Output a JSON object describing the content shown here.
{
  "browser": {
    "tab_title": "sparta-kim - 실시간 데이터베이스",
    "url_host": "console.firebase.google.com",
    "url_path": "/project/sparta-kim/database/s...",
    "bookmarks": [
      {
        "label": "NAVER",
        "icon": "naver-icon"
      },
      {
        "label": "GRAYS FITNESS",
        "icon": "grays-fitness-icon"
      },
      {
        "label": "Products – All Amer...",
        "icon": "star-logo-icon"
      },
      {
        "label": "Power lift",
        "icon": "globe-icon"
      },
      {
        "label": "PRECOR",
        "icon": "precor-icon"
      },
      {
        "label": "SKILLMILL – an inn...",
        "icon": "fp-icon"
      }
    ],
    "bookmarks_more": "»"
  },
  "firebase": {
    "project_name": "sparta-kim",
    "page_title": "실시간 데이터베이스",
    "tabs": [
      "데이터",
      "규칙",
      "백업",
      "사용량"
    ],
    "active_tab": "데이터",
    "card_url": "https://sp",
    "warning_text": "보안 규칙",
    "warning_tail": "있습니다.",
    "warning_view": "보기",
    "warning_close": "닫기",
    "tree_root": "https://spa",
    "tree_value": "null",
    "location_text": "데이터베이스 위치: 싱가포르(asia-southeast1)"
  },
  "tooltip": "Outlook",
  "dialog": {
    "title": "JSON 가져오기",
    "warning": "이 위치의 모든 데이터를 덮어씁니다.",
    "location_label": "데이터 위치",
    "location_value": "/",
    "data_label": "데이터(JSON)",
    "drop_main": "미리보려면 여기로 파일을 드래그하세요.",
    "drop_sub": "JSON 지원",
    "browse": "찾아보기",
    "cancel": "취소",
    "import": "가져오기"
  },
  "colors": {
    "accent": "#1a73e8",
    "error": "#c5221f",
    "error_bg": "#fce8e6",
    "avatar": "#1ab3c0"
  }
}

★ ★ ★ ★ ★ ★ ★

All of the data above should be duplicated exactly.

Output a JSON object describing the content shown here.
{
  "browser": {
    "tab_title": "sparta-kim - 실시간 데이터베이스",
    "url_host": "console.firebase.google.com",
    "url_path": "/project/sparta-kim/database/s...",
    "bookmarks": [
      {
        "label": "NAVER",
        "icon": "naver-icon"
      },
      {
        "label": "GRAYS FITNESS",
        "icon": "grays-fitness-icon"
      },
      {
        "label": "Products – All Amer...",
        "icon": "star-logo-icon"
      },
      {
        "label": "Power lift",
        "icon": "globe-icon"
      },
      {
        "label": "PRECOR",
        "icon": "precor-icon"
      },
      {
        "label": "SKILLMILL – an inn...",
        "icon": "fp-icon"
      }
    ],
    "bookmarks_more": "»"
  },
  "firebase": {
    "project_name": "sparta-kim",
    "page_title": "실시간 데이터베이스",
    "tabs": [
      "데이터",
      "규칙",
      "백업",
      "사용량"
    ],
    "active_tab": "데이터",
    "card_url": "https://sp",
    "warning_text": "보안 규칙",
    "warning_tail": "있습니다.",
    "warning_view": "보기",
    "warning_close": "닫기",
    "tree_root": "https://spa",
    "tree_value": "null",
    "location_text": "데이터베이스 위치: 싱가포르(asia-southeast1)"
  },
  "tooltip": "Outlook",
  "dialog": {
    "title": "JSON 가져오기",
    "warning": "이 위치의 모든 데이터를 덮어씁니다.",
    "location_label": "데이터 위치",
    "location_value": "/",
    "data_label": "데이터(JSON)",
    "drop_main": "미리보려면 여기로 파일을 드래그하세요.",
    "drop_sub": "JSON 지원",
    "browse": "찾아보기",
    "cancel": "취소",
    "import": "가져오기"
  },
  "colors": {
    "accent": "#1a73e8",
    "error": "#c5221f",
    "error_bg": "#fce8e6",
    "avatar": "#1ab3c0"
  }
}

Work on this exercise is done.